Bex Marshall

Bex Marshall

The House of Mercy

House of Mercy Records

Blues fans in America might not have heard of her… yet, but across the big pond, UK blues guitarist and singer Bex Marshall is considered the bees knees, and a few spins of her new record, The House of Mercy, shows you why. With a voice somewhere between Bonnie Raitt and Susan Tedeschi and a funky, nimble style of guitar picking, Marshall holds her own against anybody. This, her second album (following 2008’s Kitchen Table), finds her playing a brew that reminds you a bit of early Little Feat, full of slippery slide licks on her resonator guitar or raising the roof on such cuts as “Gone Fishin'” or “Bite Me.” Not to say the entire album is raucous; she can slow it down and hit you where it hurts on “Barry’s Song” or “Big Man,” and she displays an ease of playing that would make you think of a much more seasoned performer.

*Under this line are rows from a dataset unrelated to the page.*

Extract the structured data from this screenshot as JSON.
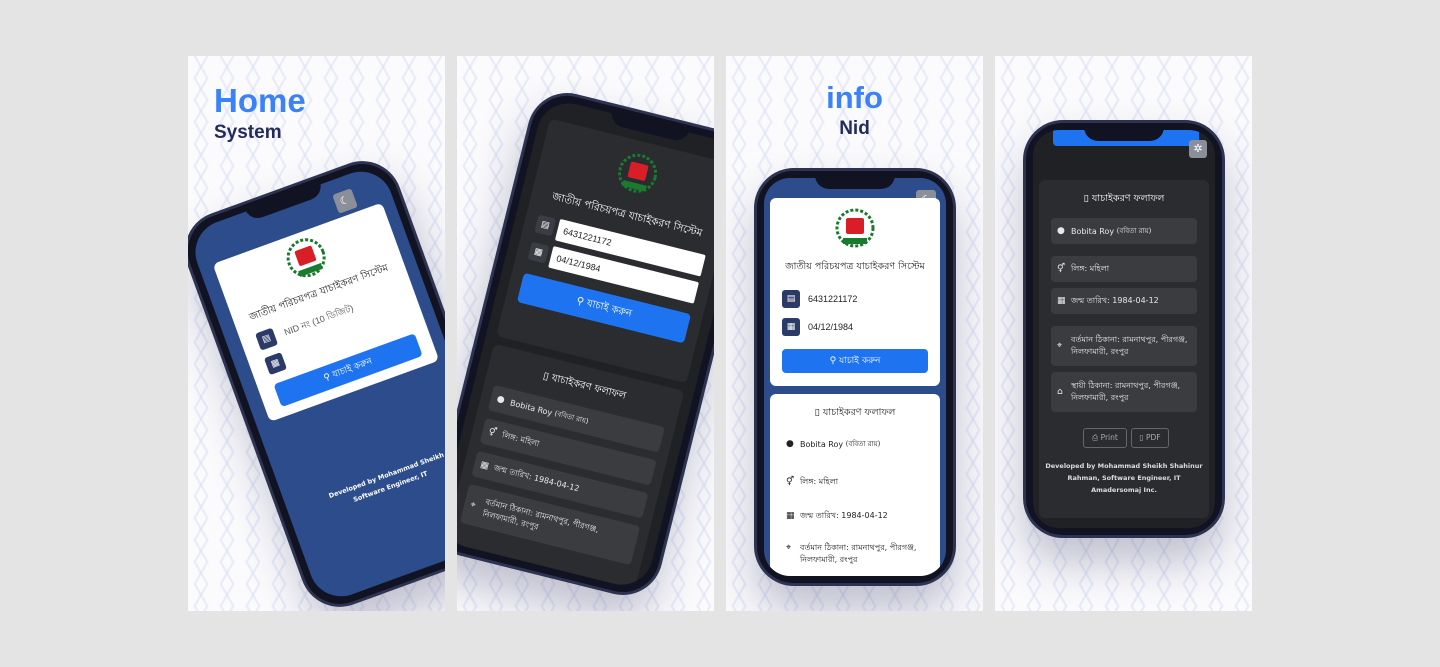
{
  "panels": [
    {
      "heading_big": "Home",
      "heading_small": "System"
    },
    {
      "heading_big": "",
      "heading_small": ""
    },
    {
      "heading_big": "info",
      "heading_small": "Nid"
    },
    {
      "heading_big": "",
      "heading_small": ""
    }
  ],
  "app": {
    "title_bn": "জাতীয় পরিচয়পত্র যাচাইকরণ সিস্টেম",
    "nid_placeholder": "NID নং (10 ডিজিট)",
    "nid_value": "6431221172",
    "dob_value": "04/12/1984",
    "search_label": "যাচাই করুন",
    "result_title": "যাচাইকরণ ফলাফল",
    "name": "Bobita Roy",
    "name_bn": "(ববিতা রায়)",
    "gender": "লিঙ্গ: মহিলা",
    "dob_line": "জন্ম তারিখ: 1984-04-12",
    "present_address": "বর্তমান ঠিকানা: রামনাথপুর, পীরগঞ্জ, নিলফামারী, রংপুর",
    "permanent_address": "স্থায়ী ঠিকানা: রামনাথপুর, পীরগঞ্জ, নিলফামারী, রংপুর",
    "print_label": "Print",
    "pdf_label": "PDF",
    "footer_1": "Developed by Mohammad Sheikh Shahinur",
    "footer_2": "Rahman, Software Engineer, IT",
    "footer_3": "Amadersomaj Inc.",
    "footer_short_1": "Developed by Mohammad Sheikh",
    "footer_short_2": "Software Engineer, IT"
  },
  "colors": {
    "accent": "#3b82f6",
    "navy": "#232a5c",
    "button_blue": "#1e73f0",
    "frame_blue": "#2c4c8c",
    "dark_bg": "#2a2c30"
  },
  "icons": [
    "moon-icon",
    "gear-icon",
    "id-card-icon",
    "calendar-icon",
    "search-icon",
    "user-icon",
    "gender-icon",
    "map-pin-icon",
    "home-icon",
    "file-icon",
    "printer-icon",
    "pdf-icon"
  ]
}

Historically the blues has been a genre dominated by males, at least as far as guitar players go, that is. But Bex Marshall’s The House of Mercy could start to change all that. Because when she unleashes her Janis Joplin-equese growl on a song like “Rattlesnake” amid her howling guitar, she gives any blues guitarslinger a run for his money. Get down, blues woman!

Bex Marshall: bexmarshall.co.uk